> [Work to complete]:
What follows is a set of records; copy all of it exactly.

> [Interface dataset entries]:
════
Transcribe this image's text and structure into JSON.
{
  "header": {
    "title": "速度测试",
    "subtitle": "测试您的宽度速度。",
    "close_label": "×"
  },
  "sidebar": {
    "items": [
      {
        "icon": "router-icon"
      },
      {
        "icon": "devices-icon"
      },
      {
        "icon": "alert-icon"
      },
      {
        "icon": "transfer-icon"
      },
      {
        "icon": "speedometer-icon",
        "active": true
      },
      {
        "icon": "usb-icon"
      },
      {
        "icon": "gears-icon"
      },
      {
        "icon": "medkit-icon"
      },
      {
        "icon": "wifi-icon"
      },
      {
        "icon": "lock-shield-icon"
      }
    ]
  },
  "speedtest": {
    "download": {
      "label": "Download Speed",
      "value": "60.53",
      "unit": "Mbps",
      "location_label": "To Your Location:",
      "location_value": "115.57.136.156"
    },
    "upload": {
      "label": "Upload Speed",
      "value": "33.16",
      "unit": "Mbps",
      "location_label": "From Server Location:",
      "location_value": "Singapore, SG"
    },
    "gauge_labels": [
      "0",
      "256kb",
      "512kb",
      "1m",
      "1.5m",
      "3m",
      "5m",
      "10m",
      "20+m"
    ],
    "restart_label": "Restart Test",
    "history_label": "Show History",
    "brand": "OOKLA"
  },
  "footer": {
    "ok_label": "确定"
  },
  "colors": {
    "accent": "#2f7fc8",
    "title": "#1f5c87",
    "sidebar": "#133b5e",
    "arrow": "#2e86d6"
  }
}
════
> [Reply]:
Transcribe this image's text and structure into JSON.
{
  "header": {
    "title": "速度测试",
    "subtitle": "测试您的宽度速度。",
    "close_label": "×"
  },
  "sidebar": {
    "items": [
      {
        "icon": "router-icon"
      },
      {
        "icon": "devices-icon"
      },
      {
        "icon": "alert-icon"
      },
      {
        "icon": "transfer-icon"
      },
      {
        "icon": "speedometer-icon",
        "active": true
      },
      {
        "icon": "usb-icon"
      },
      {
        "icon": "gears-icon"
      },
      {
        "icon": "medkit-icon"
      },
      {
        "icon": "wifi-icon"
      },
      {
        "icon": "lock-shield-icon"
      }
    ]
  },
  "speedtest": {
    "download": {
      "label": "Download Speed",
      "value": "60.53",
      "unit": "Mbps",
      "location_label": "To Your Location:",
      "location_value": "115.57.136.156"
    },
    "upload": {
      "label": "Upload Speed",
      "value": "33.16",
      "unit": "Mbps",
      "location_label": "From Server Location:",
      "location_value": "Singapore, SG"
    },
    "gauge_labels": [
      "0",
      "256kb",
      "512kb",
      "1m",
      "1.5m",
      "3m",
      "5m",
      "10m",
      "20+m"
    ],
    "restart_label": "Restart Test",
    "history_label": "Show History",
    "brand": "OOKLA"
  },
  "footer": {
    "ok_label": "确定"
  },
  "colors": {
    "accent": "#2f7fc8",
    "title": "#1f5c87",
    "sidebar": "#133b5e",
    "arrow": "#2e86d6"
  }
}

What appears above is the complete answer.